In what's beginning to look like an exact repeat of April 2018, when Trump previously declared it was time to "bring the troops home" from Syria but severe push back from the generals and his own administration resulted in the opposite happening, a senior official has walked back some of the president's statements regarding the new US draw down in northeast Syria.
In a call with reporters late Monday, following a prior Trump tweet declaring "It is time for us to get out of these ridiculous Endless Wars, many of them tribal, and bring our soldiers home," a senior administration official told reporters "the U.S. is not removing its forces from Syria in the face of a Turkish incursion." It appears the Pentagon is merely ready to reposition forces within the country, withdrawing from some key northern border posts:
Rather, the president ordered roughly 50 special operations troops in northern Syria to relocate to a different part of the country after he learned that Turkey has planned an offensive against U.S.-backed Kurdish forces in Syria.

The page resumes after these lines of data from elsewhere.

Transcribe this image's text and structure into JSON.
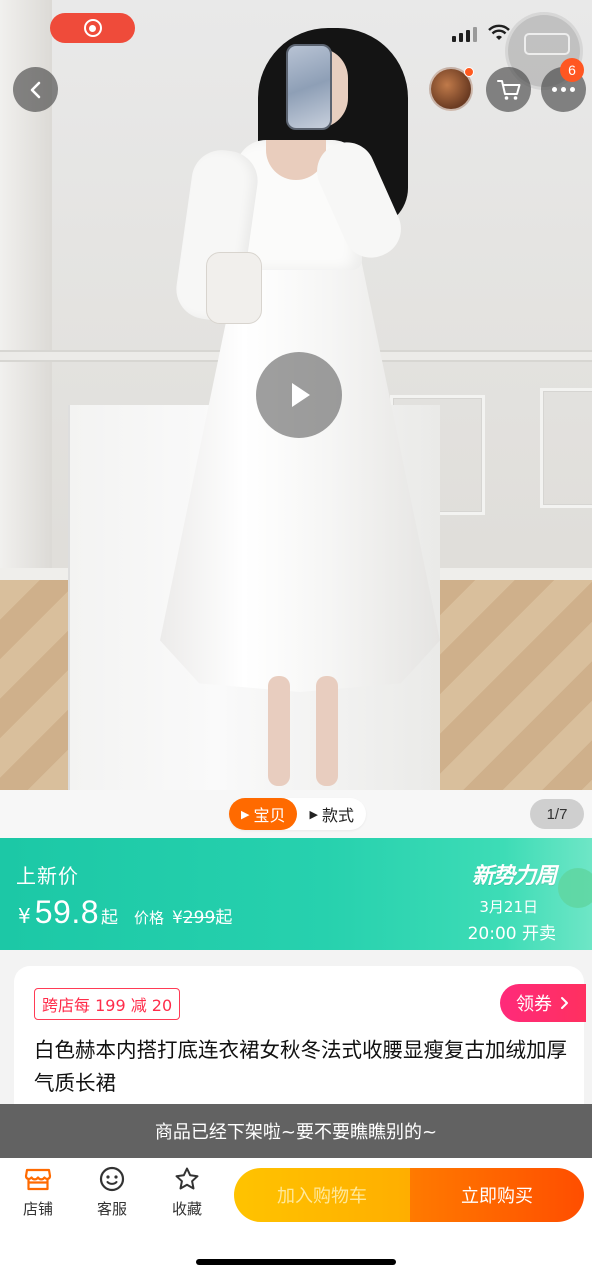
{
  "top_bar": {
    "cart_badge": "6"
  },
  "media": {
    "tabs": [
      {
        "label": "宝贝",
        "active": true
      },
      {
        "label": "款式",
        "active": false
      }
    ],
    "pager": "1/7"
  },
  "price_banner": {
    "label": "上新价",
    "currency": "¥",
    "price": "59.8",
    "price_suffix": "起",
    "orig_label": "价格",
    "orig_currency": "¥",
    "orig_price": "299",
    "orig_suffix": "起",
    "event_logo": "新势力周",
    "event_date": "3月21日",
    "event_time": "20:00 开卖"
  },
  "product": {
    "promo_tag": "跨店每 199 减 20",
    "coupon_label": "领券",
    "title": "白色赫本内搭打底连衣裙女秋冬法式收腰显瘦复古加绒加厚气质长裙"
  },
  "toast": "商品已经下架啦~要不要瞧瞧别的~",
  "action_bar": {
    "store_label": "店铺",
    "service_label": "客服",
    "favorite_label": "收藏",
    "add_to_cart_label": "加入购物车",
    "buy_now_label": "立即购买"
  },
  "colors": {
    "accent_orange": "#ff6a00",
    "banner_teal": "#27d1ae",
    "coupon_pink": "#ff2d6b",
    "promo_red": "#ff2d4b"
  },
  "icons": [
    "record-icon",
    "back-arrow-icon",
    "cart-icon",
    "more-dots-icon",
    "play-icon",
    "store-icon",
    "service-icon",
    "star-icon",
    "chevron-right-icon"
  ]
}
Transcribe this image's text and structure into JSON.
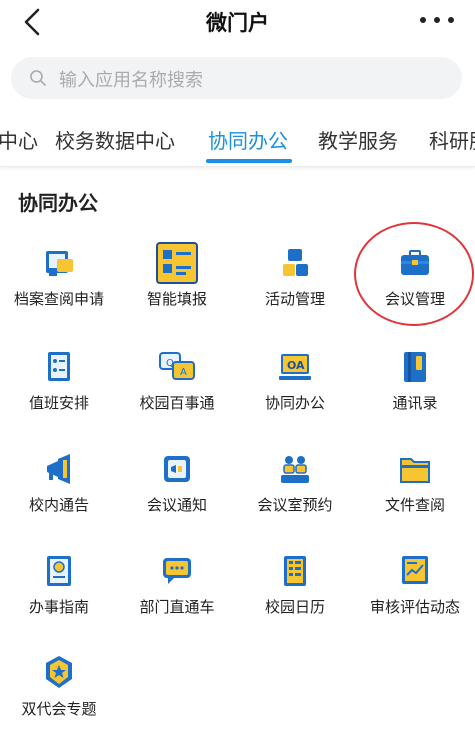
{
  "header": {
    "title": "微门户"
  },
  "search": {
    "placeholder": "输入应用名称搜索"
  },
  "tabs": [
    {
      "label": "中心"
    },
    {
      "label": "校务数据中心"
    },
    {
      "label": "协同办公"
    },
    {
      "label": "教学服务"
    },
    {
      "label": "科研服"
    }
  ],
  "active_tab": "协同办公",
  "section": {
    "title": "协同办公"
  },
  "apps": [
    {
      "label": "档案查阅申请",
      "icon": "archive-icon"
    },
    {
      "label": "智能填报",
      "icon": "smart-form-icon"
    },
    {
      "label": "活动管理",
      "icon": "activity-icon"
    },
    {
      "label": "会议管理",
      "icon": "briefcase-icon"
    },
    {
      "label": "值班安排",
      "icon": "duty-icon"
    },
    {
      "label": "校园百事通",
      "icon": "qa-chat-icon"
    },
    {
      "label": "协同办公",
      "icon": "oa-icon"
    },
    {
      "label": "通讯录",
      "icon": "contacts-icon"
    },
    {
      "label": "校内通告",
      "icon": "megaphone-icon"
    },
    {
      "label": "会议通知",
      "icon": "meeting-notice-icon"
    },
    {
      "label": "会议室预约",
      "icon": "meeting-room-icon"
    },
    {
      "label": "文件查阅",
      "icon": "folder-icon"
    },
    {
      "label": "办事指南",
      "icon": "guide-icon"
    },
    {
      "label": "部门直通车",
      "icon": "message-icon"
    },
    {
      "label": "校园日历",
      "icon": "calendar-icon"
    },
    {
      "label": "审核评估动态",
      "icon": "evaluation-icon"
    },
    {
      "label": "双代会专题",
      "icon": "badge-icon"
    }
  ],
  "colors": {
    "accent": "#1a8fe3",
    "icon_blue": "#1e6fc7",
    "icon_yellow": "#f7c531",
    "highlight": "#e0353b"
  }
}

The official said that offensive had not yet begun.
The report continues, based on the new statement issued on condition of anonymity, saying: "The latest assertion, however, appears to conflict with a flurry of tweets the president issued Monday, further explaining a White House statement late Sunday that first announced the withdrawal, but offered few details."
A hasty US withdrawal from border observation posts such as at Tel Abyad and Ras al Ain in northeast Syria appears to have already happened.
Officially there's still as many as 1,000 American troops occupying Syrian, in support of Kurdish-led Syrian Democratic Forces (SDF), who've said they were "betrayed" by the White House's late Sunday statement, which said Turkey will move forward with a military incursion into Northern Syria and that American troops "will no longer be in the immediate area".
Pentagon officials and reports have claimed the defense department was "blindsided" by the administration's withdrawal declaration.
Indeed it does appear that some top administration officials were confused by the new policy, as evidenced in a now deleted tweet by Secretary of Defense Mark Esper.
Esper had stated the US "does not endorse a Turkish operation in Northern Syria," and further called any such move "destablizing" and that it would bring "consequences". Likely the statement was premature, and Esper and deleted it in order to await and confirm the official policy, which may still be somewhat up in the air.
Uncertainty over the Pentagon's ultimate direction and goal in Syria could remain all the way into next month, given Turkey's President Erdogan and President Trump are set to discuss the matter of the so-called Turkish 'safe zone' in face-to-face talks in Washington.
Meanwhile, both sides of the aisle, including the military and intelligence 'deep state' are no doubt already mounting fierce push back.